  • Larry Goddard

    Howzit, guys!

    I just came across these comments by accident. My name is Larry Goddard, and I watched the surf on that fateful Thursday, Dec 4th day from the front of the Makaha Shores Condominiums. I was timing the waves and the sets, and was the one who told Alby Falzon that the bigger sets were arriving at 13 minute intervals. I ran out of film just before Greg took off on that huge wave…Oh well…

    Alby had just finished a roll of 16mm film and was about to change it out for a fresh roll, so when Greg started paddling, he jumped on the 35mm Nikon, which he had set up on the other tripod, and shot a multi-shot  motor-drive sequence of Greg’s drop-in. Those slides are now useless, contaminated with fungus. What a shame…

    So, the ‘Legend’ continues to grow over time. But it WAS a big wave…at least 45-46 ft. My camera was about 39 ft above sea level, and the wave was 5-6 ft ABOVE the horizon! That’s BIG!

    If any of you saw the movie “Riding Giants”, you saw 5 of my still photos (slides) that were shot before Greg’s final drop-in on a closing-out wave.
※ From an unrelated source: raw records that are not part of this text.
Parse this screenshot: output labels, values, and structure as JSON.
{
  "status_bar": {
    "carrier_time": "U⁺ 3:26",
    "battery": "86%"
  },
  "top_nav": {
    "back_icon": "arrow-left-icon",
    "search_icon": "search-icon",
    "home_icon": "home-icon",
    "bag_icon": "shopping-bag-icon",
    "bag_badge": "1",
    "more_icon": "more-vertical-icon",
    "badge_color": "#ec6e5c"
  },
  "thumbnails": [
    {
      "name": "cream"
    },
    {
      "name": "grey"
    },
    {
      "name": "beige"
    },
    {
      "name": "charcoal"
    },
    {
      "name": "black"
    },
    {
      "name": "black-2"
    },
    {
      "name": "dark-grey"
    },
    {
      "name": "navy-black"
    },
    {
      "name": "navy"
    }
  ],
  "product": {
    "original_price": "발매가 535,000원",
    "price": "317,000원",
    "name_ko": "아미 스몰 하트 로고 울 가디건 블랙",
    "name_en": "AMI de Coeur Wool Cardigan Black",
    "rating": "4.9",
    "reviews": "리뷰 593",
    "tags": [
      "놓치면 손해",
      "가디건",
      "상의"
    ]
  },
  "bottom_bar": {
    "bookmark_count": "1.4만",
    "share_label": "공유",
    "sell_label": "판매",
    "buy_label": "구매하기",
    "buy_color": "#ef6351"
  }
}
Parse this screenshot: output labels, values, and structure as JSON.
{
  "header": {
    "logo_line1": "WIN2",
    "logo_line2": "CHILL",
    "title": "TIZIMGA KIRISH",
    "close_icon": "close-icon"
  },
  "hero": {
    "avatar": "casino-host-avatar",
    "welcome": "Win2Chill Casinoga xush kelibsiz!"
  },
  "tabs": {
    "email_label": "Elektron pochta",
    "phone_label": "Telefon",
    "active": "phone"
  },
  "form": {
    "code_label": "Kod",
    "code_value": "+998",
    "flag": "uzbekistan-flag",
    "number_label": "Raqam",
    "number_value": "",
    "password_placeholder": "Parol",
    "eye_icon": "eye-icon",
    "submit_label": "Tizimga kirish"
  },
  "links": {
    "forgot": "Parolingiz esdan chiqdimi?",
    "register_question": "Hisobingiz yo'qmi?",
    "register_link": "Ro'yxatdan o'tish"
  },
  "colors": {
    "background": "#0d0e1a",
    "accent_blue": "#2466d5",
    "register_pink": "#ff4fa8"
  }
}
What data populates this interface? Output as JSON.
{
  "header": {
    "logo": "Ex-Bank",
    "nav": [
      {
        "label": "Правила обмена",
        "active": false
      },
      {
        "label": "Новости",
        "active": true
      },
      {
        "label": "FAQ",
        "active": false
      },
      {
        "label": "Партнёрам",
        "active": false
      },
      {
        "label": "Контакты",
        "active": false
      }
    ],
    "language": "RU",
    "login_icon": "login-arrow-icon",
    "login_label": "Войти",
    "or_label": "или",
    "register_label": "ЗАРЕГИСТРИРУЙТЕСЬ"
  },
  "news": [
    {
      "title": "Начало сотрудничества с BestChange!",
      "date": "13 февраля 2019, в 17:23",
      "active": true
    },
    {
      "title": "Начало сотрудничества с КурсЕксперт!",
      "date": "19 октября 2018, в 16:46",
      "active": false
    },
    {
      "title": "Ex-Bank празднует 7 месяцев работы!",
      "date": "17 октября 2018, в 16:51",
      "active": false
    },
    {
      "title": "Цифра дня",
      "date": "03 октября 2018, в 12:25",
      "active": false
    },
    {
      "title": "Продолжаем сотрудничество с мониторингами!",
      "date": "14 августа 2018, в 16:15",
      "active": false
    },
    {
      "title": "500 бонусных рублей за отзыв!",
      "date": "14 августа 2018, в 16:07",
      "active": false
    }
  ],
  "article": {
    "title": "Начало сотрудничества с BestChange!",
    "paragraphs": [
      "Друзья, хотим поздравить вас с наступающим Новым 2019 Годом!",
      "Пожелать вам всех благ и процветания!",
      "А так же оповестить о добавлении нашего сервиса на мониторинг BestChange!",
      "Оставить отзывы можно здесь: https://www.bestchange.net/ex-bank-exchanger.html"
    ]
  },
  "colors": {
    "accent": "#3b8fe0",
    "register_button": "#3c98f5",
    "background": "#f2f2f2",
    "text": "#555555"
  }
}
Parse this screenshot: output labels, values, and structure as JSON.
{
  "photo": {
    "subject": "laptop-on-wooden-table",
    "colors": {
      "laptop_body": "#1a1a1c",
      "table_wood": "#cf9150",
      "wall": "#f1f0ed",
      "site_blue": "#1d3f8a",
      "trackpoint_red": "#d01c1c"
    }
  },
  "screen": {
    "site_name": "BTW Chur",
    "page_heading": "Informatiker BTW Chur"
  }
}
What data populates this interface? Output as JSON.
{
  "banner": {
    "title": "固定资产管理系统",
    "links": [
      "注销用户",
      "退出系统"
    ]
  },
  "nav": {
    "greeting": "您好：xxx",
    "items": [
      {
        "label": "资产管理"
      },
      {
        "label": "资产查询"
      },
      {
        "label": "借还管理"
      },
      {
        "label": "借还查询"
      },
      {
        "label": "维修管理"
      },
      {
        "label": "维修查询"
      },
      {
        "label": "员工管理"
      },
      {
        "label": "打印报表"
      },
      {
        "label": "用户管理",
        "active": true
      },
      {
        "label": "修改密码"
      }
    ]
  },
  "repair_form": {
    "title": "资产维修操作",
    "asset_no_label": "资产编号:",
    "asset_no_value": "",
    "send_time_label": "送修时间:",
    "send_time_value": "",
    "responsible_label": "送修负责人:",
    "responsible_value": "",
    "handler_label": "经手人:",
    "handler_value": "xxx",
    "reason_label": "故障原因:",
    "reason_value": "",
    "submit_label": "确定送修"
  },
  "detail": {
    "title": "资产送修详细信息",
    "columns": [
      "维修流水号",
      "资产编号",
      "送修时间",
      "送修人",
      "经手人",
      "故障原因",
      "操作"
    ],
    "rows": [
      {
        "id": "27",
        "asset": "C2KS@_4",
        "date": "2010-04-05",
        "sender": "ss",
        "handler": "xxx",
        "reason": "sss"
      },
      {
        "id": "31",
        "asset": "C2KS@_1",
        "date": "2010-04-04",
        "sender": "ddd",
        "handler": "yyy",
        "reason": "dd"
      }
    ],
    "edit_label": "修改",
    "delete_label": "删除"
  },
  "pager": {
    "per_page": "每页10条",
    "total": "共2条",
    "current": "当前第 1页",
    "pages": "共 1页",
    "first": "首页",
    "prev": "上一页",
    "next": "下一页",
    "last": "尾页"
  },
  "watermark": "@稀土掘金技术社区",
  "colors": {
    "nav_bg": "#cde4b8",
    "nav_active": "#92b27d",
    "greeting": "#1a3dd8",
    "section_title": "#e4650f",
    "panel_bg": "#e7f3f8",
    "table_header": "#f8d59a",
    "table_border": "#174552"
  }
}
You can read the details on Jed Noll’s website at:

    http://blog.nollsurfboards.com/?p=33

    Aloha!                         Larry Goddard, (Honolulu, Hawaii)   Still surfing at age 76… Too much fun to stop!

    • Eewright

      Larry,

      Hey I’m Eric above you. If you read my comment I’m frustrated that no one got any film footage of those waves back in December, 1969. 

      So i want to ask you did you see the swell when it peaked at midnight December 2′nd? Alan Weisbecker says the waves were just unbelievable in height Did you see any of those waves as they came ashore on December 1′st during the day and peaking that night at midnight? If you did please give me your insights on what you witnessed.  I sure would appreciate it.

      Also Larry do you know anyone that got any film or photos of those waves on the North Shore when that swell hit on December 1′st, 1969?

  • Eric

    My frustration is’nt about Greg Noll’s wave, but about the biggest waves ever to hit the North Shore 2 days earlier when the swell peaked at midnight December 2′nd and NOONE got any film footage of those waves. I realize you can’t film at midnight , but according to eyewitnesses the swell built all day on December 1′st before peaking that night. The waves went from 3 feet in the morning to 60 feet by dusk on December 1′st, 1969. And NOONE got any film footage of those monster waves. Only Noll did any justice to the size of the waves as you can see in “Riding Giants” when he photographed the biggest wave ever at Kaena Point on December 4′th. That wave is over a 100 feet high and this was on the 4′th not the 1′st when the swell was peaking. No telling how big the waves were on the 1′st. Some eyewitnesses at Kaena Point when the swell was peaking said they saw 60 to 80 foot surf. Which means the wave heights were in the 150 foot range. Unbelievable.

  • Iddison68

    Thinking a bit more about Gregs effort on that wave. For some reason, though such reason I wish not to advance for the praise of men, I am thinking that Greg though the wave is a little smaller than McNamaras effort in Porto may have the edge simply because he went at that giant virtually naked. I mean think guys how many fights to you want to go into naked? He had no straps on his board no wetsuit no machine or surfmate. Will McNamara take another porto Hi rise on a 60′s longboard, boardshorts and carnuba? Just a thought. Truth be told I would have to seriously weigh the cost on that one myself as that is a condition that in my view presently, ups the keeps somewhat, what.

  • Tom Bulger

    I learned how to surf Makaha Point from Buzzy Trent along with Doc White. I was surfing Makaha that morning, rode one big wave until it closed out. It was my final day in Hawaii and was my ultimate wave as a surfer. I was a skinny goofy foot 17 year old kid

  • kerry

    What about the Shaun Tomson home movie of the wave…reputed to exist somewhere in Shaun’s closet?